■ WORK TO COMPLETE
Down to the last line, reproduce the data that follows, but skip the pictures.

■ EXERCISE INPUT
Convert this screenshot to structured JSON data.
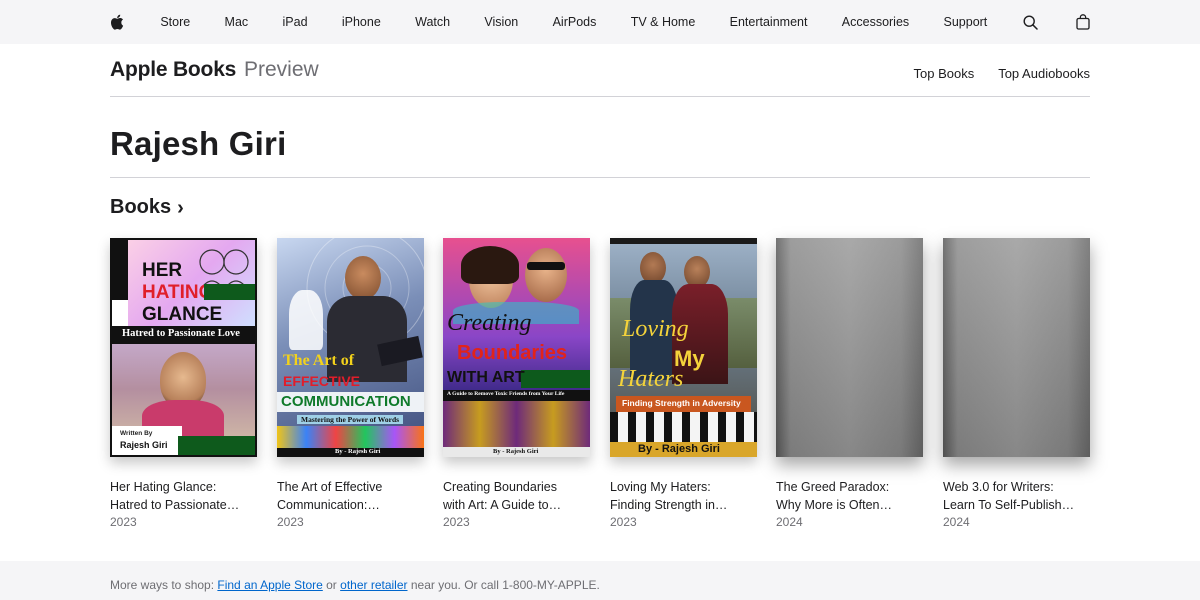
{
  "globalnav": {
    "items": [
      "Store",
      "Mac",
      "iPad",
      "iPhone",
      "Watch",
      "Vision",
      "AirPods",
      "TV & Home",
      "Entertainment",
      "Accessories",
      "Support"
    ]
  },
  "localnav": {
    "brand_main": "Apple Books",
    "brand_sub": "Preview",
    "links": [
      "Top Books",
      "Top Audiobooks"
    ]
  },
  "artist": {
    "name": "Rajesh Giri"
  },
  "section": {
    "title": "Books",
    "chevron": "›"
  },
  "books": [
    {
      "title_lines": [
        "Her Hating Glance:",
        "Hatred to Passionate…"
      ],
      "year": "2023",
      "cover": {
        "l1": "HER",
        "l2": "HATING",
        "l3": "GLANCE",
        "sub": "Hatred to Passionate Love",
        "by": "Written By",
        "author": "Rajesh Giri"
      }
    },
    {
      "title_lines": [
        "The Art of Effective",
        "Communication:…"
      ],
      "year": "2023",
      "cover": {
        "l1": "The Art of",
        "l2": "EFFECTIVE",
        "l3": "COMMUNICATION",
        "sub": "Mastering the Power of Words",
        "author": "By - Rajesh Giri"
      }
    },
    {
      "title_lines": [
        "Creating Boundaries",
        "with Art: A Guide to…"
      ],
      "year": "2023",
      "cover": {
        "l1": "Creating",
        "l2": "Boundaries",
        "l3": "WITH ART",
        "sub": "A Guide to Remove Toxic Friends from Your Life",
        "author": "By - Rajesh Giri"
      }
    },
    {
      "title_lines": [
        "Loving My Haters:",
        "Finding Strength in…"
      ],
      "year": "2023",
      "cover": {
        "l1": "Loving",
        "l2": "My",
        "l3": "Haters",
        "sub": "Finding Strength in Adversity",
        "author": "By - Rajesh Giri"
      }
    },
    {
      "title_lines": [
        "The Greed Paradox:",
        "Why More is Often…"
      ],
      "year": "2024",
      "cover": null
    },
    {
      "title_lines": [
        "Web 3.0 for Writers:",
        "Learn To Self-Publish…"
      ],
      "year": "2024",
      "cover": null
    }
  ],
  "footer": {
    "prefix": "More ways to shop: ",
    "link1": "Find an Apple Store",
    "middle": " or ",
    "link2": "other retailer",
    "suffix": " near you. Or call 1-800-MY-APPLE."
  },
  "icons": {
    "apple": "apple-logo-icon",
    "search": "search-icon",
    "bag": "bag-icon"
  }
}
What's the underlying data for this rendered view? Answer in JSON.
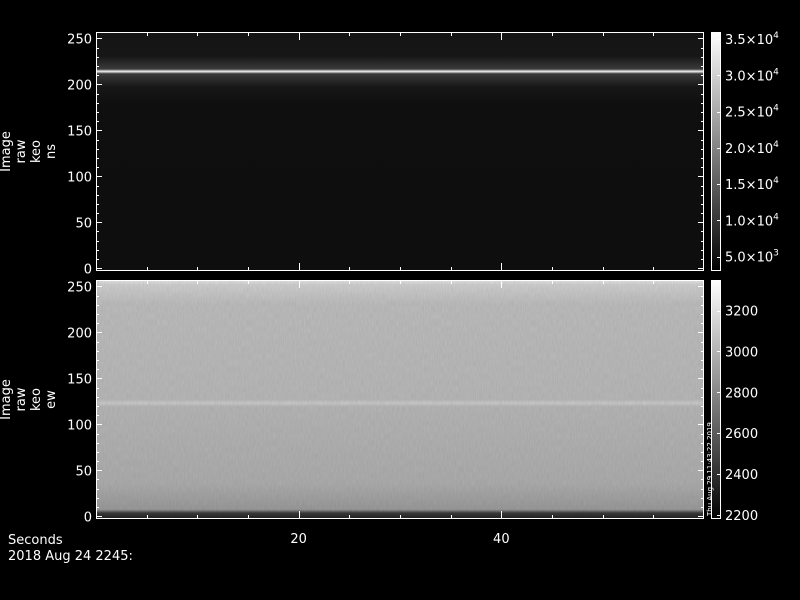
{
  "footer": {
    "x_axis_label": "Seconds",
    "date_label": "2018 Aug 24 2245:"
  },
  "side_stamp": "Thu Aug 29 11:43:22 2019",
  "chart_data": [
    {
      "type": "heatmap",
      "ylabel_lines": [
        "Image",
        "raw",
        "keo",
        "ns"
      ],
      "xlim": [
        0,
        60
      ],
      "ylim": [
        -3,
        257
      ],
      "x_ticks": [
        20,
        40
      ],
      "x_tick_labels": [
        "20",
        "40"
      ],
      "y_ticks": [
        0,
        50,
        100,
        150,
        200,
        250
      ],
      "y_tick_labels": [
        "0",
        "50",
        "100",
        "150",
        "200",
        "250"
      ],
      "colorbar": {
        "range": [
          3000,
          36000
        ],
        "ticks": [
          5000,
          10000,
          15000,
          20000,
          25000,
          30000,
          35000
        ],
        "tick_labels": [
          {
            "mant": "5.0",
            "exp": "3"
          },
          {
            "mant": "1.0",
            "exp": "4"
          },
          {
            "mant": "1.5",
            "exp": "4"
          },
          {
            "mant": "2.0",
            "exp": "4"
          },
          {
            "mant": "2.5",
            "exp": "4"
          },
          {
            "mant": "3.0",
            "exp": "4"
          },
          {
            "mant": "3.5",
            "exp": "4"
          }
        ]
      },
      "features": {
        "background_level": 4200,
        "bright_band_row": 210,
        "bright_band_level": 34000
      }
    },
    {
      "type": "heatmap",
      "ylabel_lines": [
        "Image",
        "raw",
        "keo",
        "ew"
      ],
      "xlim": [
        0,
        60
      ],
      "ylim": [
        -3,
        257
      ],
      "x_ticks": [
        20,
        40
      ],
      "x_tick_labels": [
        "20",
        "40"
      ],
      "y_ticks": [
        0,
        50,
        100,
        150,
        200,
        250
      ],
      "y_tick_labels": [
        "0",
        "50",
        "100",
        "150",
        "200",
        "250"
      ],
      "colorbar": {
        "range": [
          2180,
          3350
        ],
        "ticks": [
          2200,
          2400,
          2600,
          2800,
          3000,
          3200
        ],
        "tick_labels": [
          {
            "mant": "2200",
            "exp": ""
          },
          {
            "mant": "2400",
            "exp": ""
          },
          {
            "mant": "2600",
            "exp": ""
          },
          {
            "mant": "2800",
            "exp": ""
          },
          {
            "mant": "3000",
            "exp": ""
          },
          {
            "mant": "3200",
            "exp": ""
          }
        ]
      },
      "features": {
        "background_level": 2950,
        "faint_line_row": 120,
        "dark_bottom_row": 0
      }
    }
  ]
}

■ WRITTEN RESPONSE
Convert this screenshot to structured JSON data.
{
  "globalnav": {
    "items": [
      "Store",
      "Mac",
      "iPad",
      "iPhone",
      "Watch",
      "Vision",
      "AirPods",
      "TV & Home",
      "Entertainment",
      "Accessories",
      "Support"
    ]
  },
  "localnav": {
    "brand_main": "Apple Books",
    "brand_sub": "Preview",
    "links": [
      "Top Books",
      "Top Audiobooks"
    ]
  },
  "artist": {
    "name": "Rajesh Giri"
  },
  "section": {
    "title": "Books",
    "chevron": "›"
  },
  "books": [
    {
      "title_lines": [
        "Her Hating Glance:",
        "Hatred to Passionate…"
      ],
      "year": "2023",
      "cover": {
        "l1": "HER",
        "l2": "HATING",
        "l3": "GLANCE",
        "sub": "Hatred to Passionate Love",
        "by": "Written By",
        "author": "Rajesh Giri"
      }
    },
    {
      "title_lines": [
        "The Art of Effective",
        "Communication:…"
      ],
      "year": "2023",
      "cover": {
        "l1": "The Art of",
        "l2": "EFFECTIVE",
        "l3": "COMMUNICATION",
        "sub": "Mastering the Power of Words",
        "author": "By - Rajesh Giri"
      }
    },
    {
      "title_lines": [
        "Creating Boundaries",
        "with Art: A Guide to…"
      ],
      "year": "2023",
      "cover": {
        "l1": "Creating",
        "l2": "Boundaries",
        "l3": "WITH ART",
        "sub": "A Guide to Remove Toxic Friends from Your Life",
        "author": "By - Rajesh Giri"
      }
    },
    {
      "title_lines": [
        "Loving My Haters:",
        "Finding Strength in…"
      ],
      "year": "2023",
      "cover": {
        "l1": "Loving",
        "l2": "My",
        "l3": "Haters",
        "sub": "Finding Strength in Adversity",
        "author": "By - Rajesh Giri"
      }
    },
    {
      "title_lines": [
        "The Greed Paradox:",
        "Why More is Often…"
      ],
      "year": "2024",
      "cover": null
    },
    {
      "title_lines": [
        "Web 3.0 for Writers:",
        "Learn To Self-Publish…"
      ],
      "year": "2024",
      "cover": null
    }
  ],
  "footer": {
    "prefix": "More ways to shop: ",
    "link1": "Find an Apple Store",
    "middle": " or ",
    "link2": "other retailer",
    "suffix": " near you. Or call 1-800-MY-APPLE."
  },
  "icons": {
    "apple": "apple-logo-icon",
    "search": "search-icon",
    "bag": "bag-icon"
  }
}
What's the underlying data for this rendered view? Answer in JSON.
{
  "footer": {
    "x_axis_label": "Seconds",
    "date_label": "2018 Aug 24 2245:"
  },
  "side_stamp": "Thu Aug 29 11:43:22 2019",
  "chart_data": [
    {
      "type": "heatmap",
      "ylabel_lines": [
        "Image",
        "raw",
        "keo",
        "ns"
      ],
      "xlim": [
        0,
        60
      ],
      "ylim": [
        -3,
        257
      ],
      "x_ticks": [
        20,
        40
      ],
      "x_tick_labels": [
        "20",
        "40"
      ],
      "y_ticks": [
        0,
        50,
        100,
        150,
        200,
        250
      ],
      "y_tick_labels": [
        "0",
        "50",
        "100",
        "150",
        "200",
        "250"
      ],
      "colorbar": {
        "range": [
          3000,
          36000
        ],
        "ticks": [
          5000,
          10000,
          15000,
          20000,
          25000,
          30000,
          35000
        ],
        "tick_labels": [
          {
            "mant": "5.0",
            "exp": "3"
          },
          {
            "mant": "1.0",
            "exp": "4"
          },
          {
            "mant": "1.5",
            "exp": "4"
          },
          {
            "mant": "2.0",
            "exp": "4"
          },
          {
            "mant": "2.5",
            "exp": "4"
          },
          {
            "mant": "3.0",
            "exp": "4"
          },
          {
            "mant": "3.5",
            "exp": "4"
          }
        ]
      },
      "features": {
        "background_level": 4200,
        "bright_band_row": 210,
        "bright_band_level": 34000
      }
    },
    {
      "type": "heatmap",
      "ylabel_lines": [
        "Image",
        "raw",
        "keo",
        "ew"
      ],
      "xlim": [
        0,
        60
      ],
      "ylim": [
        -3,
        257
      ],
      "x_ticks": [
        20,
        40
      ],
      "x_tick_labels": [
        "20",
        "40"
      ],
      "y_ticks": [
        0,
        50,
        100,
        150,
        200,
        250
      ],
      "y_tick_labels": [
        "0",
        "50",
        "100",
        "150",
        "200",
        "250"
      ],
      "colorbar": {
        "range": [
          2180,
          3350
        ],
        "ticks": [
          2200,
          2400,
          2600,
          2800,
          3000,
          3200
        ],
        "tick_labels": [
          {
            "mant": "2200",
            "exp": ""
          },
          {
            "mant": "2400",
            "exp": ""
          },
          {
            "mant": "2600",
            "exp": ""
          },
          {
            "mant": "2800",
            "exp": ""
          },
          {
            "mant": "3000",
            "exp": ""
          },
          {
            "mant": "3200",
            "exp": ""
          }
        ]
      },
      "features": {
        "background_level": 2950,
        "faint_line_row": 120,
        "dark_bottom_row": 0
      }
    }
  ]
}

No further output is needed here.